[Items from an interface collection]
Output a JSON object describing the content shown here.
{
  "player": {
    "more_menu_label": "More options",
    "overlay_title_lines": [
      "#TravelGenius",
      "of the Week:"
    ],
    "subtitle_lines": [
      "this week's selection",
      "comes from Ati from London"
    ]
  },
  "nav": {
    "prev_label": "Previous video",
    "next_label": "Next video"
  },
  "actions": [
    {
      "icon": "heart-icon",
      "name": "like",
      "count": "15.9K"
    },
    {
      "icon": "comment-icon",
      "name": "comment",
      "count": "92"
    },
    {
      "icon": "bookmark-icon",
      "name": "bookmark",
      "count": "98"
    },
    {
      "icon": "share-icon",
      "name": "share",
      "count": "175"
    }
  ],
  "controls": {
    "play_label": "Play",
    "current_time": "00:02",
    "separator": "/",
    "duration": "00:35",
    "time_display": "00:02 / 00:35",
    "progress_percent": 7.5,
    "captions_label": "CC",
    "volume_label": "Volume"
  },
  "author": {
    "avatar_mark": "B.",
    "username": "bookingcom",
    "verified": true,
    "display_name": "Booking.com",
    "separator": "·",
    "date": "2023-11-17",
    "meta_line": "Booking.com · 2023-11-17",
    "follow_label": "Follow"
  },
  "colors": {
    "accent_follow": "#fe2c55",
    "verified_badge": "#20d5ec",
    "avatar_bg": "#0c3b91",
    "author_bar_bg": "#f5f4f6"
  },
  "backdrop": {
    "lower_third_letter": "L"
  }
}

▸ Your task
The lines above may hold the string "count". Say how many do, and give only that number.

▸ Response to this exercise
4